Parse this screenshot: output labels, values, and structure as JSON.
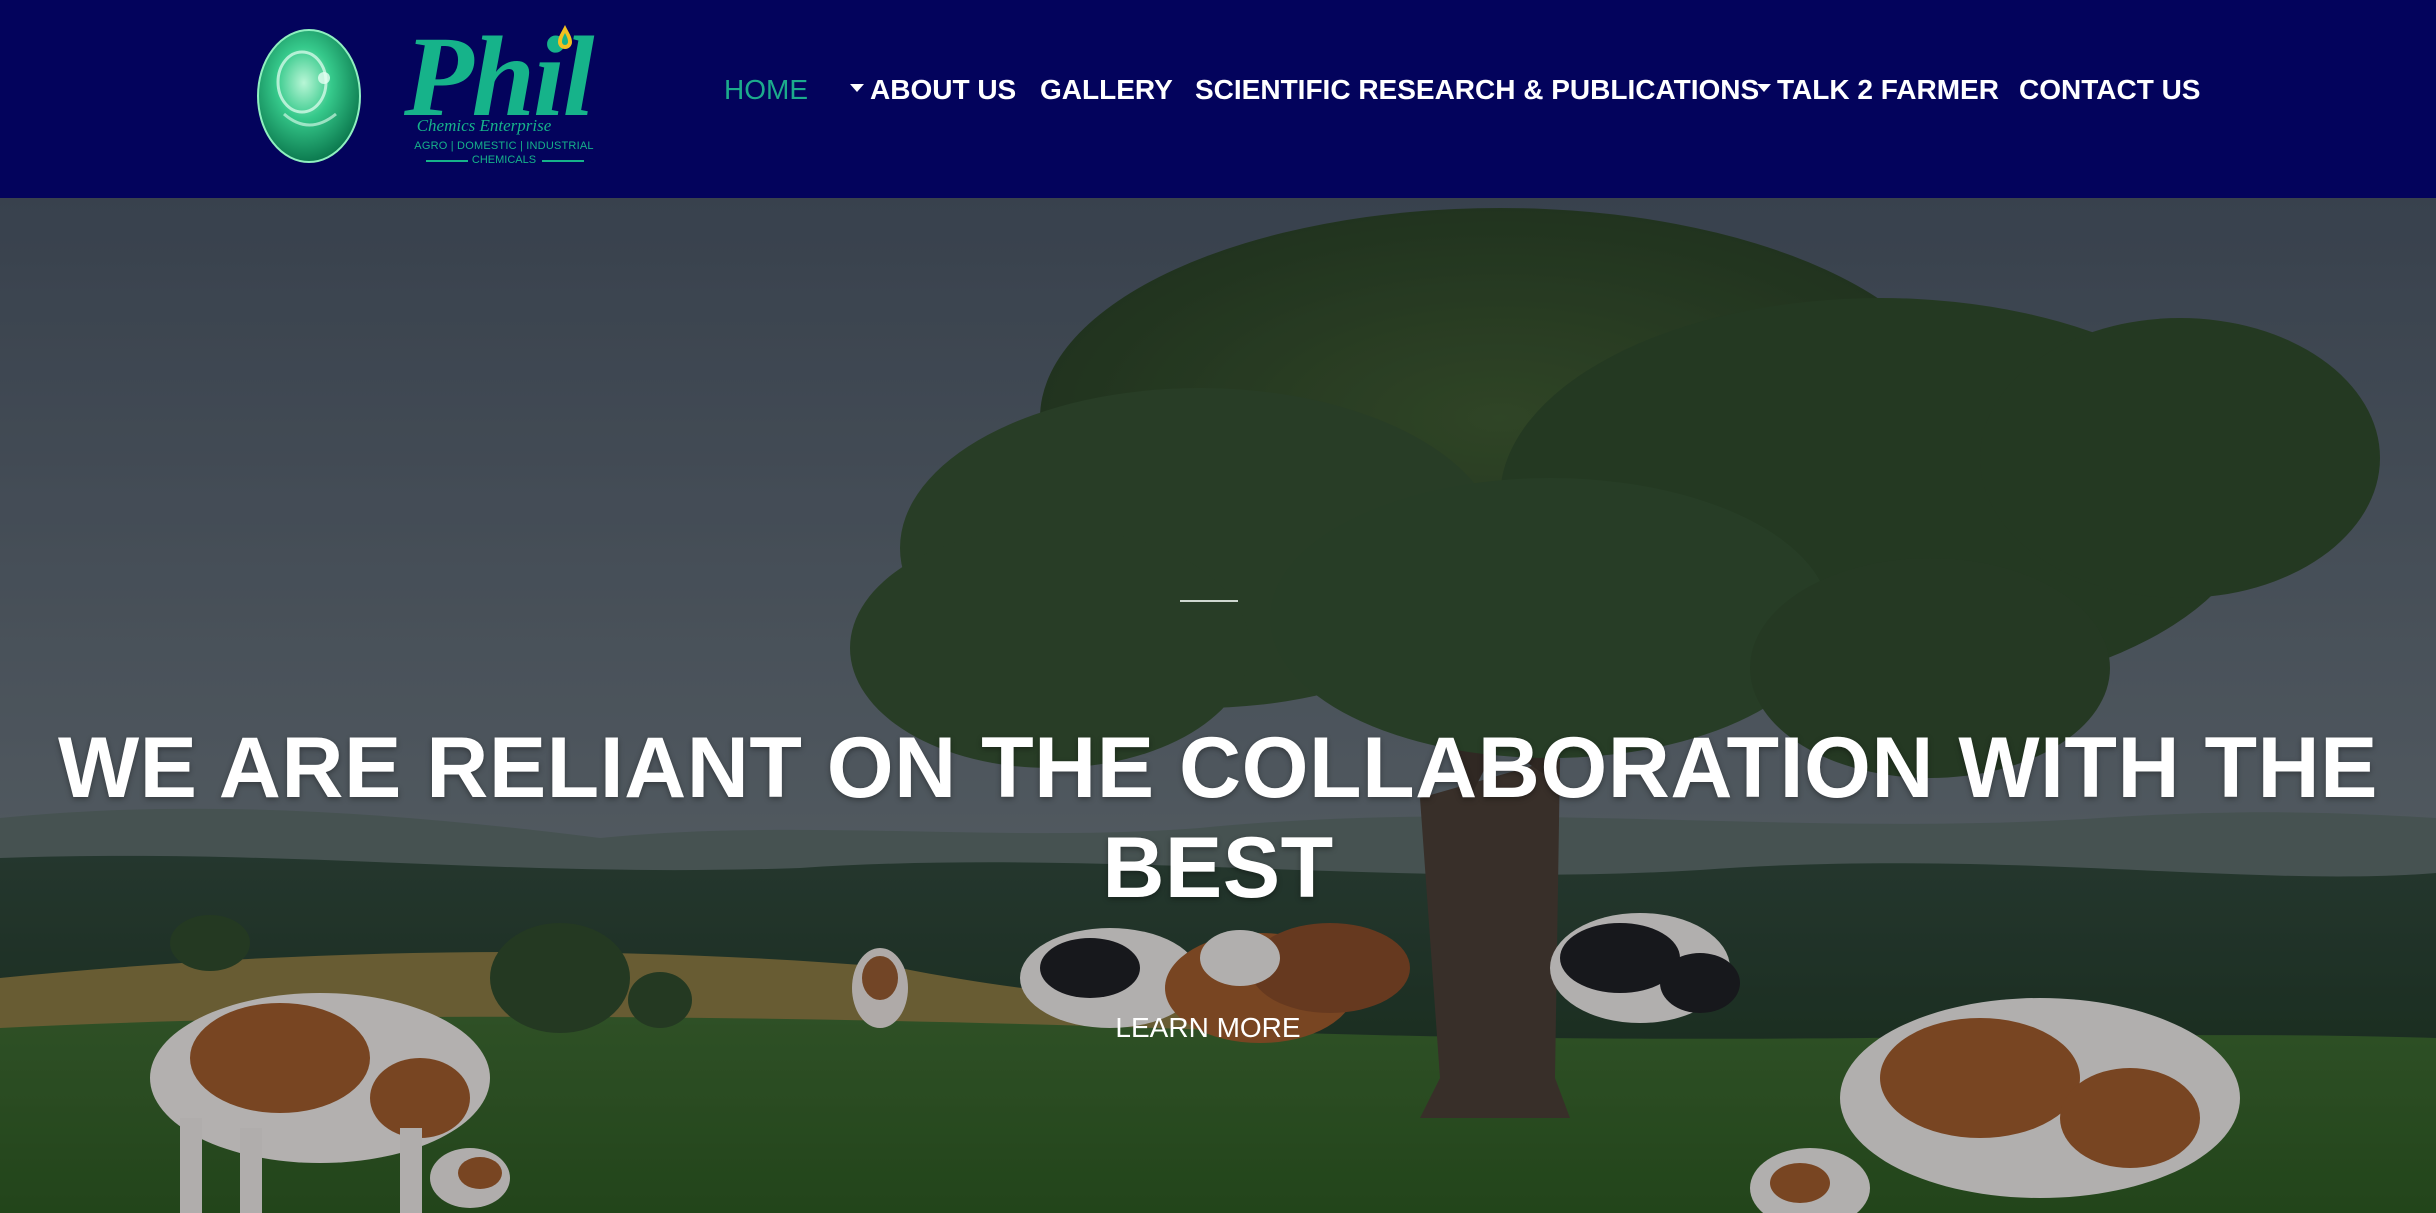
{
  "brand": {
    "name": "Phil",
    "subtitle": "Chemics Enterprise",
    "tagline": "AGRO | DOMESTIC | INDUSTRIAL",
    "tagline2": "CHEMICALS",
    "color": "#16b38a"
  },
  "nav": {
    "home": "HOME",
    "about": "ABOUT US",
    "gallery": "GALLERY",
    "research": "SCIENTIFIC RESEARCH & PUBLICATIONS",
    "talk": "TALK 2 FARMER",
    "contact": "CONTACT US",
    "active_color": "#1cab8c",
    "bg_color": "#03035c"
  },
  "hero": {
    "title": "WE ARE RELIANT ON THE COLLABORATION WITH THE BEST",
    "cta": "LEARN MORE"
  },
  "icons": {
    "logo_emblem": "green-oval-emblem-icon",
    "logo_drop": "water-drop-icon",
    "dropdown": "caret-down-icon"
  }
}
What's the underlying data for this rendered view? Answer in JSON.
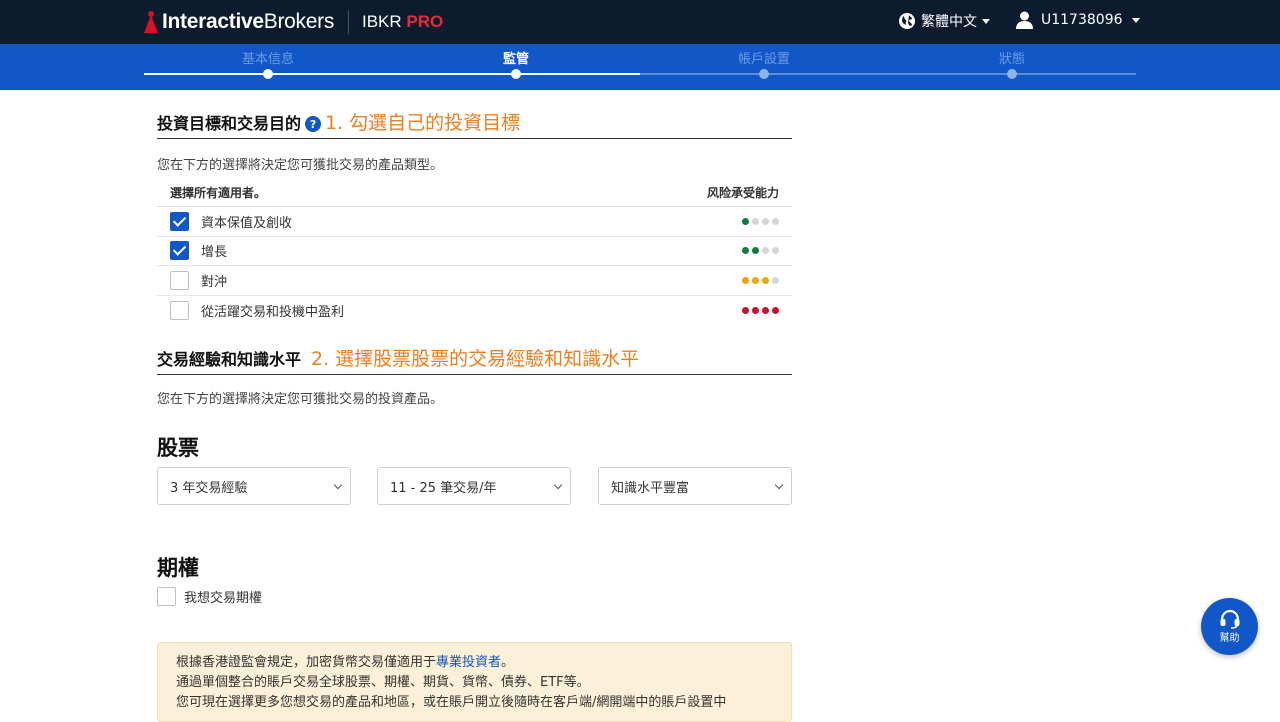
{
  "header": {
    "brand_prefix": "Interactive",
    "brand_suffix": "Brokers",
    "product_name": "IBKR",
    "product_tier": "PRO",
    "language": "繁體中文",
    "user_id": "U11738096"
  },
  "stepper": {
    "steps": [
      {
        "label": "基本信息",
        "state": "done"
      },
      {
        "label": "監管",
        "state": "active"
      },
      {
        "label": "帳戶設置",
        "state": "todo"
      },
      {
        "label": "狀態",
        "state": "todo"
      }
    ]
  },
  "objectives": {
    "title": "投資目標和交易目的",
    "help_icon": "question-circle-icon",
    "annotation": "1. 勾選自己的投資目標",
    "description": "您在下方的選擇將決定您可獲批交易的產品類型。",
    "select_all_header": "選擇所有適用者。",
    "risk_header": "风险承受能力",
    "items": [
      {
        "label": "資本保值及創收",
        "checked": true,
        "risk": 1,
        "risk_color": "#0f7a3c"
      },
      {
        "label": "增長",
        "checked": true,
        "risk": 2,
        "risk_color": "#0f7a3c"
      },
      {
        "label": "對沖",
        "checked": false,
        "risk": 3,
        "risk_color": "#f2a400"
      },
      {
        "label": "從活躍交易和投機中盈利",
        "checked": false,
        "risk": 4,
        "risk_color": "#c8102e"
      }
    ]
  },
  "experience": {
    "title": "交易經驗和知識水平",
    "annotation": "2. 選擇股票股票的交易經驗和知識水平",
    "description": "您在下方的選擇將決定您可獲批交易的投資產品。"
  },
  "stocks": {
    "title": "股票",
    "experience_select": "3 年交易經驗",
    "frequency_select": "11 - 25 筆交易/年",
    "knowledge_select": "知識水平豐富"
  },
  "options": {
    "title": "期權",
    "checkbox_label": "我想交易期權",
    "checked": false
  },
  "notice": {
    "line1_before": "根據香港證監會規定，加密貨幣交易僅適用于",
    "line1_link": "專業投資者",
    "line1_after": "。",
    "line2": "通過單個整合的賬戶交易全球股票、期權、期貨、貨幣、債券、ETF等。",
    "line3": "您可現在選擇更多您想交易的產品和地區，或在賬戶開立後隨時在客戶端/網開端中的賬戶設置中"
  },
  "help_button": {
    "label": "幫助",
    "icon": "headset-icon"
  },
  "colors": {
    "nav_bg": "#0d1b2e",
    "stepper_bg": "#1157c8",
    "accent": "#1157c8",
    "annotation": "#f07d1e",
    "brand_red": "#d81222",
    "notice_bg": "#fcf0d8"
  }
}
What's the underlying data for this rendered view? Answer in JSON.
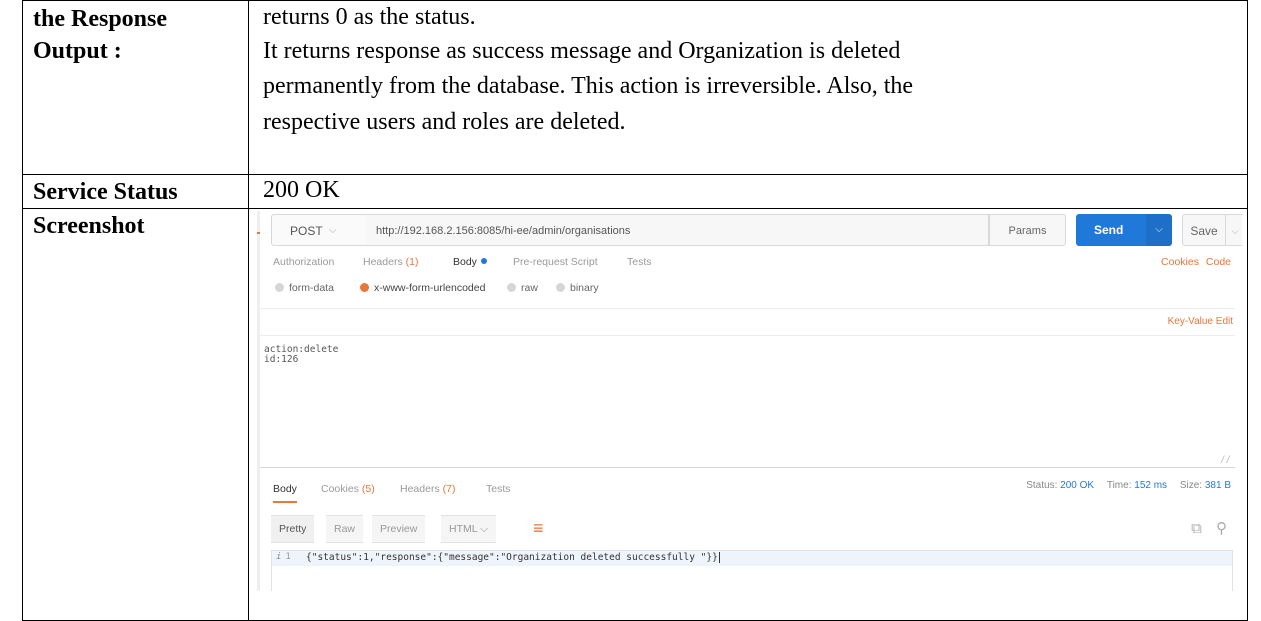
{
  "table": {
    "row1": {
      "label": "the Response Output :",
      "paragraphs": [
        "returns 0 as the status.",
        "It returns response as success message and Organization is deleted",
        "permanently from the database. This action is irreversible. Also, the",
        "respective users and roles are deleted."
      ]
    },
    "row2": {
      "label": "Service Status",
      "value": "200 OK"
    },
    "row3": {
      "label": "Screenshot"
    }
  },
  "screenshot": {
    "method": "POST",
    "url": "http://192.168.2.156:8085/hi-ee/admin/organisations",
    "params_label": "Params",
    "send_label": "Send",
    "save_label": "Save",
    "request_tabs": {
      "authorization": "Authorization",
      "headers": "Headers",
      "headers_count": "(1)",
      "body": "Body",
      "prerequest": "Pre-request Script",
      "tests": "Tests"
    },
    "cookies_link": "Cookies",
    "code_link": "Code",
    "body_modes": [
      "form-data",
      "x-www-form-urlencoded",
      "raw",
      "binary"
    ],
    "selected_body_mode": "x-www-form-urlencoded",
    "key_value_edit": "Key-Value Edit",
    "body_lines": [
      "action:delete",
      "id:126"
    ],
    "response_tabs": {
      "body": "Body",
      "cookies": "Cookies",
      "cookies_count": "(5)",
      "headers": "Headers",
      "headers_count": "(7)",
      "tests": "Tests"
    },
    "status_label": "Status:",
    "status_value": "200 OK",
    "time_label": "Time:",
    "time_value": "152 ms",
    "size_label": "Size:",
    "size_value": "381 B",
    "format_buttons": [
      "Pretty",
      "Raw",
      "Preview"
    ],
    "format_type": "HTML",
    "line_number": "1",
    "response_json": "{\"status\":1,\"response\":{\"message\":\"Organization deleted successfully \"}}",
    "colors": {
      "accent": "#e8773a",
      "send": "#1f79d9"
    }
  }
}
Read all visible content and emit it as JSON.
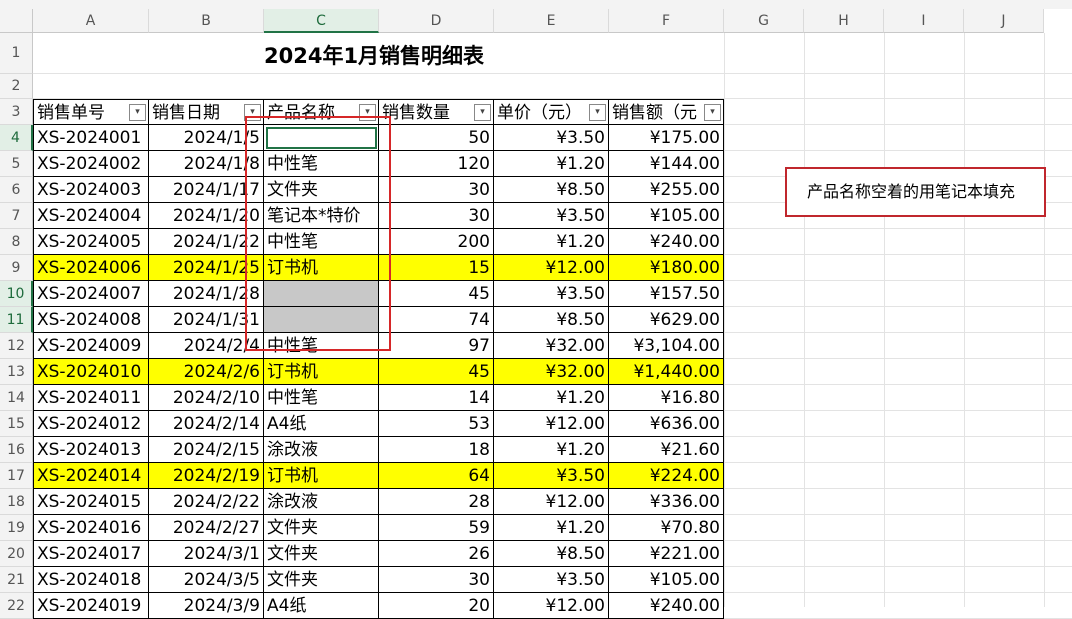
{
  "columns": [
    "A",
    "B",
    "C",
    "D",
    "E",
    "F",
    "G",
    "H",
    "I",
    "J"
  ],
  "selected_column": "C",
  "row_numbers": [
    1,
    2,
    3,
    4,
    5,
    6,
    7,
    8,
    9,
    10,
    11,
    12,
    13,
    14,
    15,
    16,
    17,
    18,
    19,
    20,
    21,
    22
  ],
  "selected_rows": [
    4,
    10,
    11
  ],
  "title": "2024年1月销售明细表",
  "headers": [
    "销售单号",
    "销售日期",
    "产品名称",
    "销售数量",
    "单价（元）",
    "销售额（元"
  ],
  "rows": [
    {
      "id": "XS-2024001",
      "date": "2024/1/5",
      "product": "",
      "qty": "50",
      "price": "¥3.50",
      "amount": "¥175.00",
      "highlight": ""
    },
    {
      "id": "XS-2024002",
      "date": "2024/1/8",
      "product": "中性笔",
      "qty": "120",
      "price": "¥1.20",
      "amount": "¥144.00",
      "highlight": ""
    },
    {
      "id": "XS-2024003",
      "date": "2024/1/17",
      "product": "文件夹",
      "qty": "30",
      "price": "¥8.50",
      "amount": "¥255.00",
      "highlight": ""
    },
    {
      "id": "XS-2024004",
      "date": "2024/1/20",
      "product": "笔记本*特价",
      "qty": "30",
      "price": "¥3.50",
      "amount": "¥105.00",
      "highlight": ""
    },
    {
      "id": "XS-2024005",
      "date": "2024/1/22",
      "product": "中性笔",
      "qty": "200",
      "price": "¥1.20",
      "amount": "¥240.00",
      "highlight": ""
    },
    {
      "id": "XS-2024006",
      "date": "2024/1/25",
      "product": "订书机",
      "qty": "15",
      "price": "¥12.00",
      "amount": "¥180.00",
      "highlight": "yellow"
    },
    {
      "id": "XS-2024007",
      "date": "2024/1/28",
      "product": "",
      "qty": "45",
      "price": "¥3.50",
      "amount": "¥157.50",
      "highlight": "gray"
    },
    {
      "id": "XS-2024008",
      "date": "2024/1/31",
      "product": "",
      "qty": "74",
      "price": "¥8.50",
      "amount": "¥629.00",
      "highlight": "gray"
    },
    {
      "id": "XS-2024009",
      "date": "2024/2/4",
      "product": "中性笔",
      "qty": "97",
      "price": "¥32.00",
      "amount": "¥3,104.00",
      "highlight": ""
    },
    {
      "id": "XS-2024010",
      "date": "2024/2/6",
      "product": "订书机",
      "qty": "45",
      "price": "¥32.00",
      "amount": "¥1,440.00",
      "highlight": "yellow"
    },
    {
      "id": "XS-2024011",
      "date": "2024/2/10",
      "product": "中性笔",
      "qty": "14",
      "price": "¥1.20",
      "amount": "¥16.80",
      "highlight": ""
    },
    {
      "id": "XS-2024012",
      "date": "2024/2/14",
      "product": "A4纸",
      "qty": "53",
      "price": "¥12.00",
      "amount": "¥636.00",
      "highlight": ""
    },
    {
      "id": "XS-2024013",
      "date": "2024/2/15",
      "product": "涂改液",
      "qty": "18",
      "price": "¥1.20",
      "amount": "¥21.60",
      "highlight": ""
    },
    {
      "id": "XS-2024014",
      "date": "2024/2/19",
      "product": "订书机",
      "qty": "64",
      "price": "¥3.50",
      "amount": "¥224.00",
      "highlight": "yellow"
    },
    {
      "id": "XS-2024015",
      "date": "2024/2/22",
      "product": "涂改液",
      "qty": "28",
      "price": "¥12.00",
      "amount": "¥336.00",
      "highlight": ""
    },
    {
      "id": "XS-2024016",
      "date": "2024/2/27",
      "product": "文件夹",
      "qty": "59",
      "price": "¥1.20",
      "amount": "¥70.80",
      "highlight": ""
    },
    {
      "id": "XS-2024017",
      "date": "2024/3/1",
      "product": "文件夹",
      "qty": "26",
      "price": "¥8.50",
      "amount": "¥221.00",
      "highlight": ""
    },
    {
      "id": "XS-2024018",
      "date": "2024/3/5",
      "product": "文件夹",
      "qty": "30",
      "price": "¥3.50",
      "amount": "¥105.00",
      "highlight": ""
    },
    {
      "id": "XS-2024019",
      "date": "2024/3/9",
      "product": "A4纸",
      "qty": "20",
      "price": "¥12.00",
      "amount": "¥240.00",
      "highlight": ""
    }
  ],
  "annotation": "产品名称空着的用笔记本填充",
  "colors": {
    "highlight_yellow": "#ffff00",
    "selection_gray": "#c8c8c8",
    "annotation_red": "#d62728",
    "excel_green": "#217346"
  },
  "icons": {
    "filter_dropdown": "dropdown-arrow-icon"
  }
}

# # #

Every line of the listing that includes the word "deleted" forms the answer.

Exercise response:
        "It returns response as success message and Organization is deleted",
        "respective users and roles are deleted."
    "response_json": "{\"status\":1,\"response\":{\"message\":\"Organization deleted successfully \"}}",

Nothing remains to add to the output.